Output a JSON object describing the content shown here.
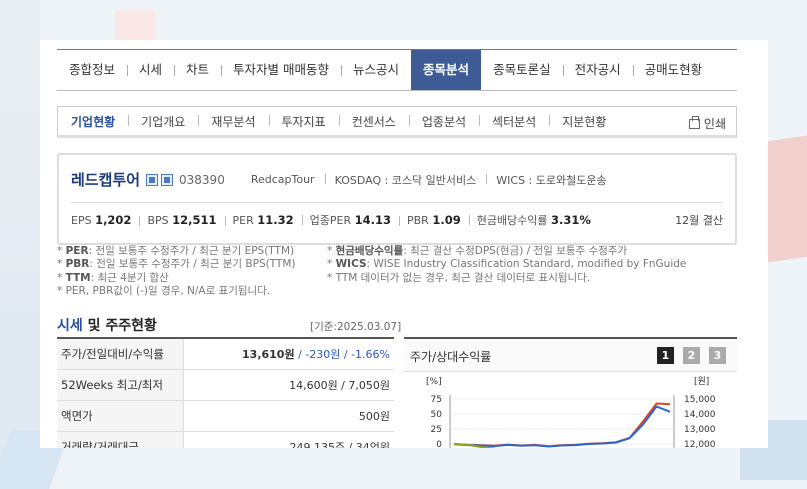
{
  "top_partial_text": "... ...(...)   ...",
  "main_tabs": [
    "종합정보",
    "시세",
    "차트",
    "투자자별 매매동향",
    "뉴스공시",
    "종목분석",
    "종목토론실",
    "전자공시",
    "공매도현황"
  ],
  "main_tab_active": "종목분석",
  "sub_tabs": [
    "기업현황",
    "기업개요",
    "재무분석",
    "투자지표",
    "컨센서스",
    "업종분석",
    "섹터분석",
    "지분현황"
  ],
  "sub_tab_active": "기업현황",
  "print_label": "인쇄",
  "company": {
    "name": "레드캡투어",
    "code": "038390",
    "english_name": "RedcapTour",
    "market": "KOSDAQ : 코스닥 일반서비스",
    "wics": "WICS : 도로와철도운송",
    "metrics": [
      {
        "label": "EPS",
        "value": "1,202"
      },
      {
        "label": "BPS",
        "value": "12,511"
      },
      {
        "label": "PER",
        "value": "11.32"
      },
      {
        "label": "업종PER",
        "value": "14.13"
      },
      {
        "label": "PBR",
        "value": "1.09"
      },
      {
        "label": "현금배당수익률",
        "value": "3.31%"
      }
    ],
    "settlement": "12월 결산"
  },
  "notes_left": [
    {
      "key": "PER",
      "text": ": 전일 보통주 수정주가 / 최근 분기 EPS(TTM)"
    },
    {
      "key": "PBR",
      "text": ": 전일 보통주 수정주가 / 최근 분기 BPS(TTM)"
    },
    {
      "key": "TTM",
      "text": ": 최근 4분기 합산"
    },
    {
      "key": "",
      "text": "PER, PBR값이 (-)일 경우, N/A로 표기됩니다."
    }
  ],
  "notes_right": [
    {
      "key": "현금배당수익률",
      "text": ": 최근 결산 수정DPS(현금) / 전일 보통주 수정주가"
    },
    {
      "key": "WICS",
      "text": ": WISE Industry Classification Standard, modified by FnGuide"
    },
    {
      "key": "",
      "text": "TTM 데이터가 없는 경우, 최근 결산 데이터로 표시됩니다."
    }
  ],
  "section": {
    "title_blue": "시세",
    "title_rest": " 및 주주현황",
    "date": "[기준:2025.03.07]"
  },
  "table": [
    {
      "label": "주가/전일대비/수익률",
      "value_main": "13,610원",
      "value_change": " / -230원 / -1.66%"
    },
    {
      "label": "52Weeks 최고/최저",
      "value_main": "14,600원 / 7,050원",
      "value_change": ""
    },
    {
      "label": "액면가",
      "value_main": "500원",
      "value_change": ""
    },
    {
      "label": "거래량/거래대금",
      "value_main": "249,135주 / 34억원",
      "value_change": ""
    }
  ],
  "chart_panel": {
    "title": "주가/상대수익률",
    "buttons": [
      "1",
      "2",
      "3"
    ],
    "active_button": "1",
    "left_unit": "[%]",
    "right_unit": "[원]",
    "left_ticks": [
      "75",
      "50",
      "25",
      "0"
    ],
    "right_ticks": [
      "15,000",
      "14,000",
      "13,000",
      "12,000"
    ]
  },
  "chart_data": {
    "type": "line",
    "ylabel_left": "[%]",
    "ylabel_right": "[원]",
    "ylim_left": [
      0,
      75
    ],
    "ylim_right": [
      12000,
      15000
    ],
    "series": [
      {
        "color": "#e0461c",
        "values": [
          12000,
          11950,
          11920,
          11880,
          11960,
          11900,
          11940,
          11850,
          11920,
          11950,
          12020,
          12050,
          12120,
          12400,
          13500,
          14700,
          14650
        ]
      },
      {
        "color": "#2b66d0",
        "values": [
          11980,
          11930,
          11900,
          11860,
          11940,
          11880,
          11910,
          11830,
          11900,
          11930,
          12000,
          12030,
          12100,
          12380,
          13300,
          14500,
          14150
        ]
      },
      {
        "color": "#8aa51e",
        "values": [
          12000,
          11950,
          11800,
          11700
        ]
      }
    ],
    "colors": {
      "stock": "#e0461c",
      "index": "#2b66d0",
      "relative": "#8aa51e"
    }
  }
}
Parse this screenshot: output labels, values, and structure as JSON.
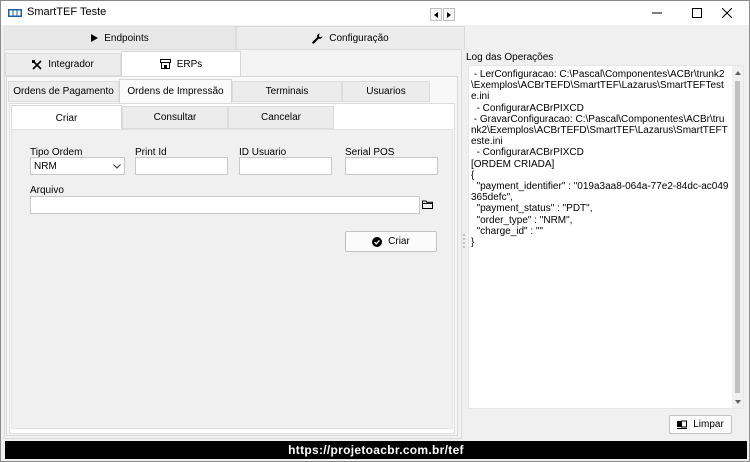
{
  "window": {
    "title": "SmartTEF Teste"
  },
  "main_tabs": [
    {
      "label": "Endpoints",
      "icon": "play-icon",
      "active": false
    },
    {
      "label": "Configuração",
      "icon": "wrench-icon",
      "active": true
    }
  ],
  "sub_tabs": [
    {
      "label": "Integrador",
      "icon": "tools-icon",
      "active": false
    },
    {
      "label": "ERPs",
      "icon": "store-icon",
      "active": true
    }
  ],
  "erp_tabs": [
    {
      "label": "Ordens de Pagamento",
      "active": false
    },
    {
      "label": "Ordens de Impressão",
      "active": true
    },
    {
      "label": "Terminais",
      "active": false
    },
    {
      "label": "Usuarios",
      "active": false
    }
  ],
  "action_tabs": [
    {
      "label": "Criar",
      "active": true
    },
    {
      "label": "Consultar",
      "active": false
    },
    {
      "label": "Cancelar",
      "active": false
    }
  ],
  "form": {
    "tipo_ordem_label": "Tipo Ordem",
    "tipo_ordem_value": "NRM",
    "print_id_label": "Print Id",
    "print_id_value": "",
    "id_usuario_label": "ID Usuario",
    "id_usuario_value": "",
    "serial_pos_label": "Serial POS",
    "serial_pos_value": "",
    "arquivo_label": "Arquivo",
    "arquivo_value": "",
    "criar_button": "Criar"
  },
  "log": {
    "title": "Log das Operações",
    "content": " - LerConfiguracao: C:\\Pascal\\Componentes\\ACBr\\trunk2\\Exemplos\\ACBrTEFD\\SmartTEF\\Lazarus\\SmartTEFTeste.ini\n  - ConfigurarACBrPIXCD\n - GravarConfiguracao: C:\\Pascal\\Componentes\\ACBr\\trunk2\\Exemplos\\ACBrTEFD\\SmartTEF\\Lazarus\\SmartTEFTeste.ini\n  - ConfigurarACBrPIXCD\n[ORDEM CRIADA]\n{\n  \"payment_identifier\" : \"019a3aa8-064a-77e2-84dc-ac049365defc\",\n  \"payment_status\" : \"PDT\",\n  \"order_type\" : \"NRM\",\n  \"charge_id\" : \"\"\n}",
    "limpar_button": "Limpar"
  },
  "footer": {
    "url": "https://projetoacbr.com.br/tef"
  }
}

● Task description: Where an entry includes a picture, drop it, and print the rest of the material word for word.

● Written solution:
Output a JSON object describing the content shown here.
{
  "top_partial_text": "... ...(...)   ...",
  "main_tabs": [
    "종합정보",
    "시세",
    "차트",
    "투자자별 매매동향",
    "뉴스공시",
    "종목분석",
    "종목토론실",
    "전자공시",
    "공매도현황"
  ],
  "main_tab_active": "종목분석",
  "sub_tabs": [
    "기업현황",
    "기업개요",
    "재무분석",
    "투자지표",
    "컨센서스",
    "업종분석",
    "섹터분석",
    "지분현황"
  ],
  "sub_tab_active": "기업현황",
  "print_label": "인쇄",
  "company": {
    "name": "레드캡투어",
    "code": "038390",
    "english_name": "RedcapTour",
    "market": "KOSDAQ : 코스닥 일반서비스",
    "wics": "WICS : 도로와철도운송",
    "metrics": [
      {
        "label": "EPS",
        "value": "1,202"
      },
      {
        "label": "BPS",
        "value": "12,511"
      },
      {
        "label": "PER",
        "value": "11.32"
      },
      {
        "label": "업종PER",
        "value": "14.13"
      },
      {
        "label": "PBR",
        "value": "1.09"
      },
      {
        "label": "현금배당수익률",
        "value": "3.31%"
      }
    ],
    "settlement": "12월 결산"
  },
  "notes_left": [
    {
      "key": "PER",
      "text": ": 전일 보통주 수정주가 / 최근 분기 EPS(TTM)"
    },
    {
      "key": "PBR",
      "text": ": 전일 보통주 수정주가 / 최근 분기 BPS(TTM)"
    },
    {
      "key": "TTM",
      "text": ": 최근 4분기 합산"
    },
    {
      "key": "",
      "text": "PER, PBR값이 (-)일 경우, N/A로 표기됩니다."
    }
  ],
  "notes_right": [
    {
      "key": "현금배당수익률",
      "text": ": 최근 결산 수정DPS(현금) / 전일 보통주 수정주가"
    },
    {
      "key": "WICS",
      "text": ": WISE Industry Classification Standard, modified by FnGuide"
    },
    {
      "key": "",
      "text": "TTM 데이터가 없는 경우, 최근 결산 데이터로 표시됩니다."
    }
  ],
  "section": {
    "title_blue": "시세",
    "title_rest": " 및 주주현황",
    "date": "[기준:2025.03.07]"
  },
  "table": [
    {
      "label": "주가/전일대비/수익률",
      "value_main": "13,610원",
      "value_change": " / -230원 / -1.66%"
    },
    {
      "label": "52Weeks 최고/최저",
      "value_main": "14,600원 / 7,050원",
      "value_change": ""
    },
    {
      "label": "액면가",
      "value_main": "500원",
      "value_change": ""
    },
    {
      "label": "거래량/거래대금",
      "value_main": "249,135주 / 34억원",
      "value_change": ""
    }
  ],
  "chart_panel": {
    "title": "주가/상대수익률",
    "buttons": [
      "1",
      "2",
      "3"
    ],
    "active_button": "1",
    "left_unit": "[%]",
    "right_unit": "[원]",
    "left_ticks": [
      "75",
      "50",
      "25",
      "0"
    ],
    "right_ticks": [
      "15,000",
      "14,000",
      "13,000",
      "12,000"
    ]
  },
  "chart_data": {
    "type": "line",
    "ylabel_left": "[%]",
    "ylabel_right": "[원]",
    "ylim_left": [
      0,
      75
    ],
    "ylim_right": [
      12000,
      15000
    ],
    "series": [
      {
        "color": "#e0461c",
        "values": [
          12000,
          11950,
          11920,
          11880,
          11960,
          11900,
          11940,
          11850,
          11920,
          11950,
          12020,
          12050,
          12120,
          12400,
          13500,
          14700,
          14650
        ]
      },
      {
        "color": "#2b66d0",
        "values": [
          11980,
          11930,
          11900,
          11860,
          11940,
          11880,
          11910,
          11830,
          11900,
          11930,
          12000,
          12030,
          12100,
          12380,
          13300,
          14500,
          14150
        ]
      },
      {
        "color": "#8aa51e",
        "values": [
          12000,
          11950,
          11800,
          11700
        ]
      }
    ],
    "colors": {
      "stock": "#e0461c",
      "index": "#2b66d0",
      "relative": "#8aa51e"
    }
  }
}
Parse this screenshot: output labels, values, and structure as JSON.
{
  "window": {
    "title": "SmartTEF Teste"
  },
  "main_tabs": [
    {
      "label": "Endpoints",
      "icon": "play-icon",
      "active": false
    },
    {
      "label": "Configuração",
      "icon": "wrench-icon",
      "active": true
    }
  ],
  "sub_tabs": [
    {
      "label": "Integrador",
      "icon": "tools-icon",
      "active": false
    },
    {
      "label": "ERPs",
      "icon": "store-icon",
      "active": true
    }
  ],
  "erp_tabs": [
    {
      "label": "Ordens de Pagamento",
      "active": false
    },
    {
      "label": "Ordens de Impressão",
      "active": true
    },
    {
      "label": "Terminais",
      "active": false
    },
    {
      "label": "Usuarios",
      "active": false
    }
  ],
  "action_tabs": [
    {
      "label": "Criar",
      "active": true
    },
    {
      "label": "Consultar",
      "active": false
    },
    {
      "label": "Cancelar",
      "active": false
    }
  ],
  "form": {
    "tipo_ordem_label": "Tipo Ordem",
    "tipo_ordem_value": "NRM",
    "print_id_label": "Print Id",
    "print_id_value": "",
    "id_usuario_label": "ID Usuario",
    "id_usuario_value": "",
    "serial_pos_label": "Serial POS",
    "serial_pos_value": "",
    "arquivo_label": "Arquivo",
    "arquivo_value": "",
    "criar_button": "Criar"
  },
  "log": {
    "title": "Log das Operações",
    "content": " - LerConfiguracao: C:\\Pascal\\Componentes\\ACBr\\trunk2\\Exemplos\\ACBrTEFD\\SmartTEF\\Lazarus\\SmartTEFTeste.ini\n  - ConfigurarACBrPIXCD\n - GravarConfiguracao: C:\\Pascal\\Componentes\\ACBr\\trunk2\\Exemplos\\ACBrTEFD\\SmartTEF\\Lazarus\\SmartTEFTeste.ini\n  - ConfigurarACBrPIXCD\n[ORDEM CRIADA]\n{\n  \"payment_identifier\" : \"019a3aa8-064a-77e2-84dc-ac049365defc\",\n  \"payment_status\" : \"PDT\",\n  \"order_type\" : \"NRM\",\n  \"charge_id\" : \"\"\n}",
    "limpar_button": "Limpar"
  },
  "footer": {
    "url": "https://projetoacbr.com.br/tef"
  }
}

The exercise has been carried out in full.